Siddhartha was born around 566 BC in Lumbini garden. His family name was Gotama (gotra). He was the only son of a tribal chief, whose tribe was called the Shakyas located in Kapilavastu, capital of Napalese Terai. He was a Kshatriya by cast. He was totally fed up with luxurious life before he was twenty-nine. He left his beloved wife and an infant son in order and began to lead an ascetic life under a tree in a jungle. He adopted the means of self-mortification to purge his soul and attained nirvana. With several years of spiritual exercise he became Buddha (the enlightened one) and was able to inspire great number of people who became his followers. He and his followers devoted their lives to “The Middle Way,” a lifestyle that is midway between a completely ascetic lifestyle and one that is world-devoted avoiding two extremities of severe penance or unbearable ascetic practices. It consists of the Noble Eightfold Path — “Right Views, Right Resolve, Right Speech, Right Conduct, Right Livelihood, Right Effort, Right Recollection and Right Meditation.” It also entails the elimination of thirst or desire, which causes rebirth and consequent suffering and bears philosophy of sarvam dukkham meaning everything is sorrowful. Desire sticks a person to his self, which is transient. This is the Buddhist concept of sarvam anityam, i.e., everything is transient. His preached for several decades in the region of Bihar and Uttar Kadesh and breathed his last in his eighties.
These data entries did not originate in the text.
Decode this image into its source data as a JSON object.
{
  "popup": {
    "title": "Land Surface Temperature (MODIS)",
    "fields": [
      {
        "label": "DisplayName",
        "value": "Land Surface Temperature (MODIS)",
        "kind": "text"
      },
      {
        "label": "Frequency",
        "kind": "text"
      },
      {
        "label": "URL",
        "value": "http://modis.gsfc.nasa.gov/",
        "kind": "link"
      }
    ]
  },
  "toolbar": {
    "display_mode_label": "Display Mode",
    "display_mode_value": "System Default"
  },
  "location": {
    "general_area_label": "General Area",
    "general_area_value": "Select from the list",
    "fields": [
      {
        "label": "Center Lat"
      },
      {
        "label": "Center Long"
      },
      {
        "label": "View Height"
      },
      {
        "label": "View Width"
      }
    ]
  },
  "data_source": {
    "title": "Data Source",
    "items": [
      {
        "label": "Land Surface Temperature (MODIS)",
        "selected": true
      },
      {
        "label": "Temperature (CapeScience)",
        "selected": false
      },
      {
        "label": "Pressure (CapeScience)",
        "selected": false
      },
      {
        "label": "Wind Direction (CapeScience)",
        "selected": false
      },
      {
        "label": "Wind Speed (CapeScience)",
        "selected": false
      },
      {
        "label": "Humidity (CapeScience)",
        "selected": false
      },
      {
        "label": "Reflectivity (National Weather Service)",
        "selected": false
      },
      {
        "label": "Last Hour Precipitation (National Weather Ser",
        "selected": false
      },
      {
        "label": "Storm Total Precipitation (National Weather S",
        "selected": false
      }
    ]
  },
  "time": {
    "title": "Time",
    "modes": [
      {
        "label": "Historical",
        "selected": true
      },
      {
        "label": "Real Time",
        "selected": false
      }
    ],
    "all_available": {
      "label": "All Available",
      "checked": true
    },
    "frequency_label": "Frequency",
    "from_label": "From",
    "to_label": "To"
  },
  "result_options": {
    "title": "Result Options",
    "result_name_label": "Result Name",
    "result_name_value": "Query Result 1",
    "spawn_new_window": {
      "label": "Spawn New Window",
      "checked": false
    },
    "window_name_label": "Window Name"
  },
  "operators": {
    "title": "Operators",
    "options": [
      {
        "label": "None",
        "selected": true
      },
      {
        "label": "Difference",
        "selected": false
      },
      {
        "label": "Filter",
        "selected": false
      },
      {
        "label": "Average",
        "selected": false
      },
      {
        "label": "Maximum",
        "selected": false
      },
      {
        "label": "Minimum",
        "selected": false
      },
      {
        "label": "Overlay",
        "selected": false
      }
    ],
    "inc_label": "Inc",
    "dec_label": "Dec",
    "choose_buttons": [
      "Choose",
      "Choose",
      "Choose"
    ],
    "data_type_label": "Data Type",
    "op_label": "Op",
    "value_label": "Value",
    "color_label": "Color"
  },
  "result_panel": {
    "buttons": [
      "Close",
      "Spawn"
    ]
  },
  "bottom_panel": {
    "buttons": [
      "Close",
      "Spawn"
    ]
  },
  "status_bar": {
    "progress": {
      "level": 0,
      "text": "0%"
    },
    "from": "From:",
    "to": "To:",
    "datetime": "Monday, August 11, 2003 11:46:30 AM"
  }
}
The religion of the Buddha, which came to be known after him as Buddhism, promulgated a moral way of life without any ritualistic performances or the worship of gods. Thus it was considered to be one of the major challenges to Vedism due to its rapid popularity among the people.
This article was last updated on Monday, Jan 03, 2005